TC: I would say the number one thing is the internet.  Internet is your friend because one, that's where we can buy the toys, you can read about them and know, what options are available to you. It can be really uncomfortable for women to think about these things and then to, to act on them. O.School is a great online resource, it is basically like an online portal for sex positive workshops. They have a roster of pleasure experts. 

LH: It’s great it's taught by professionals.

TC: Yeah. It's not just one girl on the street telling you how to have an orgasm. It’s  licensed and certified people.

 

LH: What are your thoughts on sex toys?

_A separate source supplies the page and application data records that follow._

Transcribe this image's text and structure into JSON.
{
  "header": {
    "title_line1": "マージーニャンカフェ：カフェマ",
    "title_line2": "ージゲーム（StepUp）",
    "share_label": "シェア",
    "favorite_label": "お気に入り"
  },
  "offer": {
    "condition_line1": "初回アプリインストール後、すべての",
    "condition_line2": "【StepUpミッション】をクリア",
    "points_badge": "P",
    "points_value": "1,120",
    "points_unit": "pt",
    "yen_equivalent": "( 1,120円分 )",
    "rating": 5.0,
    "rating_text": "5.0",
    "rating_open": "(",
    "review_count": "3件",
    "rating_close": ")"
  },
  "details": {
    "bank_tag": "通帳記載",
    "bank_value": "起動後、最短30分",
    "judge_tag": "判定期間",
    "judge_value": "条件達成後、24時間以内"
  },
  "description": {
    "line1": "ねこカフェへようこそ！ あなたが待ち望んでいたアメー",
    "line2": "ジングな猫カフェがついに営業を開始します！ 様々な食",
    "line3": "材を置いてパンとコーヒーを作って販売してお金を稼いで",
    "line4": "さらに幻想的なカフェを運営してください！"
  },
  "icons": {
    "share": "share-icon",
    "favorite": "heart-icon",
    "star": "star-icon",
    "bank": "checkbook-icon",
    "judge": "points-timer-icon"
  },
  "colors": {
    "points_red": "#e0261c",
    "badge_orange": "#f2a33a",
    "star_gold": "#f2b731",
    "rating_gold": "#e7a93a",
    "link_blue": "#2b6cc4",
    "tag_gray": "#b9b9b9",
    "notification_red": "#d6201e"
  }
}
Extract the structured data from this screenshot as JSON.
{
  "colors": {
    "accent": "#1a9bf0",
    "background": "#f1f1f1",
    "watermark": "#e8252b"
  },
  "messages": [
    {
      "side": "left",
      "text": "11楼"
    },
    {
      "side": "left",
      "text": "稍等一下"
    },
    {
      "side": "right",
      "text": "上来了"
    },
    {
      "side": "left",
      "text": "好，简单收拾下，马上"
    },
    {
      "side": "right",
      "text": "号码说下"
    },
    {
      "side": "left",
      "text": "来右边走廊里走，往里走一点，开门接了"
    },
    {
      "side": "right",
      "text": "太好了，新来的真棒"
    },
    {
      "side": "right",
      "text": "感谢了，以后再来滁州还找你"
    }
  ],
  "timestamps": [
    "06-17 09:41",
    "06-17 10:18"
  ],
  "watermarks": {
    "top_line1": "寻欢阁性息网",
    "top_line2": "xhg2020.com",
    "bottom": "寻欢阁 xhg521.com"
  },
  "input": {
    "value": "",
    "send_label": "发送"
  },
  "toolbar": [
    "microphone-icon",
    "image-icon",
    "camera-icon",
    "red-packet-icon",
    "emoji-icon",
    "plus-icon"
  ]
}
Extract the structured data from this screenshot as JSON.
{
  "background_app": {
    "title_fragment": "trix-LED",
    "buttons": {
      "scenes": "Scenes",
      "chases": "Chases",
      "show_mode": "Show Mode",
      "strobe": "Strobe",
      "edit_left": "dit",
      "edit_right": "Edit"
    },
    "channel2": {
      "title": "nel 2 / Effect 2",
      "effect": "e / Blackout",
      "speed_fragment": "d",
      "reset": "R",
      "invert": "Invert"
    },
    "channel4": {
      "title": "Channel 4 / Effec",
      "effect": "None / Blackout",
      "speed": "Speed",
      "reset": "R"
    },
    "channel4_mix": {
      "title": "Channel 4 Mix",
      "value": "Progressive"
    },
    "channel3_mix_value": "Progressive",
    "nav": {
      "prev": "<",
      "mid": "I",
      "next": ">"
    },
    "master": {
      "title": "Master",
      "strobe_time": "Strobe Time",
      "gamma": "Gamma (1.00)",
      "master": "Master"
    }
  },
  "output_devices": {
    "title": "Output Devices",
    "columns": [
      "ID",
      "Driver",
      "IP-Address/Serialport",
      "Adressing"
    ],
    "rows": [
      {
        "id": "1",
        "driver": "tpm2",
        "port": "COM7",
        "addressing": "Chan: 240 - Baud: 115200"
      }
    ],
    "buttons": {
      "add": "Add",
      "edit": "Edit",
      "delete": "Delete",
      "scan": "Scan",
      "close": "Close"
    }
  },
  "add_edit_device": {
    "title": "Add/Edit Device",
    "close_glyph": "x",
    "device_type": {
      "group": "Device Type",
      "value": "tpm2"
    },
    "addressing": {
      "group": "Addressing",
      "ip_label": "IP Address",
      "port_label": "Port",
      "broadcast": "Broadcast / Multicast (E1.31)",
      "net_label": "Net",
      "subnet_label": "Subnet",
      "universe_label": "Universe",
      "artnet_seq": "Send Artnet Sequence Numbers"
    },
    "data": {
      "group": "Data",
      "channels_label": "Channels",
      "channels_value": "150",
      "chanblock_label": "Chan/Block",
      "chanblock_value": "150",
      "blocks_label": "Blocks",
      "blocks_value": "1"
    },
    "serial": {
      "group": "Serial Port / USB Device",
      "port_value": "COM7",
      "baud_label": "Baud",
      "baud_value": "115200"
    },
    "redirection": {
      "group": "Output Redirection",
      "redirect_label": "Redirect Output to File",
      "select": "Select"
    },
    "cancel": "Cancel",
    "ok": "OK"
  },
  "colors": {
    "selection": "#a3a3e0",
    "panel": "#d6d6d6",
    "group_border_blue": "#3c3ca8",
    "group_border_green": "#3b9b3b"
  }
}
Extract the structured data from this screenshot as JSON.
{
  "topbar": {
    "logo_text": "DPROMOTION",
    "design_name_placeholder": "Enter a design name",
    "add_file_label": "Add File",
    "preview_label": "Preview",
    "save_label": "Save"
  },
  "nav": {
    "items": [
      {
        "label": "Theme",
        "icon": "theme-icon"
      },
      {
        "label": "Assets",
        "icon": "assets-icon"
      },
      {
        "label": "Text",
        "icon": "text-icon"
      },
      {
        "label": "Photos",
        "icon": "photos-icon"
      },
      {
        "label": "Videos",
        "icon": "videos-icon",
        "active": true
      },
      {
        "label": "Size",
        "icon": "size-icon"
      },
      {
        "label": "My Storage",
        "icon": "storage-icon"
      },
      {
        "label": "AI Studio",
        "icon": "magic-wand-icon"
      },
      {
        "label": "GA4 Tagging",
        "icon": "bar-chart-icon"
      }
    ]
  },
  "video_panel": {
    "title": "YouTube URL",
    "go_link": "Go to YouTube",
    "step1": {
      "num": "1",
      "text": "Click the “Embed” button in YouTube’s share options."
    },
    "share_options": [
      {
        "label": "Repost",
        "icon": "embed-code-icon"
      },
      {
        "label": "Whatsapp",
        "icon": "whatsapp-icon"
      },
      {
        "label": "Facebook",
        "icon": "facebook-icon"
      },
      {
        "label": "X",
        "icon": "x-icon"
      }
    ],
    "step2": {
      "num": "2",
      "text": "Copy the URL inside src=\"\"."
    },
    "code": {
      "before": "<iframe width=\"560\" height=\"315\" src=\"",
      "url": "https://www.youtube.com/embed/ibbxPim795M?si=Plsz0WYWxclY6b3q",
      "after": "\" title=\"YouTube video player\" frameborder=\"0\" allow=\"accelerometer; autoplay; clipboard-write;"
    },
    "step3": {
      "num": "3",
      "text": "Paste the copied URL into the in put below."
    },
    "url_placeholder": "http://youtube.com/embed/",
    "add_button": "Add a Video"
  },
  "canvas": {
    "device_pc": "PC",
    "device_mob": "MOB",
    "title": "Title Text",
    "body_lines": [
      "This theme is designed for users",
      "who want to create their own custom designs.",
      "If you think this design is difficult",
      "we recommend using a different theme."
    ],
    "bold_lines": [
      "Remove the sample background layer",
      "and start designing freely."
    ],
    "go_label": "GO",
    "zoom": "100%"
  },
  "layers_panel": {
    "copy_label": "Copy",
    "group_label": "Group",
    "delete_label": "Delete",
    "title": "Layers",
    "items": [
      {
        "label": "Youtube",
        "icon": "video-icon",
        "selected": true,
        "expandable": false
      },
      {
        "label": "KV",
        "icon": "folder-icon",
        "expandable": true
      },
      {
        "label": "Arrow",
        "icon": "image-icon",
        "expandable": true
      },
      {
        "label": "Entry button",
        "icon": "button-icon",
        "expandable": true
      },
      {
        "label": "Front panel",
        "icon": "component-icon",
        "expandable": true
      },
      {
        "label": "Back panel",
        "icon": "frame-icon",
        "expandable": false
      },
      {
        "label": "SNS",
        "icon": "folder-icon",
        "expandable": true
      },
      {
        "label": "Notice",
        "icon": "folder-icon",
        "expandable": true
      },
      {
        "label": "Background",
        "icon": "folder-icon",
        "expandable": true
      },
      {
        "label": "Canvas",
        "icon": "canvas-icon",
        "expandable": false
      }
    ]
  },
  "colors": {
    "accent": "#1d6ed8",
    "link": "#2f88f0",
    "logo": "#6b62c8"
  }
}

TC: It depends on the mood you're in. If you have time to really be with yourself or with a partner like for some time, a dildo is good.  However if you don't have time, get something with the strongest vibration. Most of them have an attachment for clitoral stimulation.

 

LH: What do you think men, particularly black men can do to promote sex positivity for black women?

TC: I feel like they can listen. Sex activity is often fueled in terms of hypermasculinity. Men are always considered to be at the top--literally and figuratively. Women’s pleasure is always an afterthought. So I feel like men need to listen and prioritize. I think the misinformation that we've received and the toxic things that we've been taught hold us back.  Black men and Black women need to rewire our thinking so we don’t block our sexual blessings.

Black men and Black women need to rewire our thinking so we don’t block our sexual blessings.
— Tiffany

 

LH: Anything else that you would suggest that can promote sex positivity, in addition to everything you've already said?

TC: I think moving your body (is important). So for me, I'm big on like dancing. Being able to be comfortable and just kind of how you feel in your body on a daily basis and particularly in non sexual ways. How am I walking down the street? That ends up translating into your sexual experience. Black women have been synonymous with movement since forever.

Ladies, do you consider yourself sex positive? 

 


Interview has been condensed. Follow Tiffany on Instagram @SomeTLC to read her latest.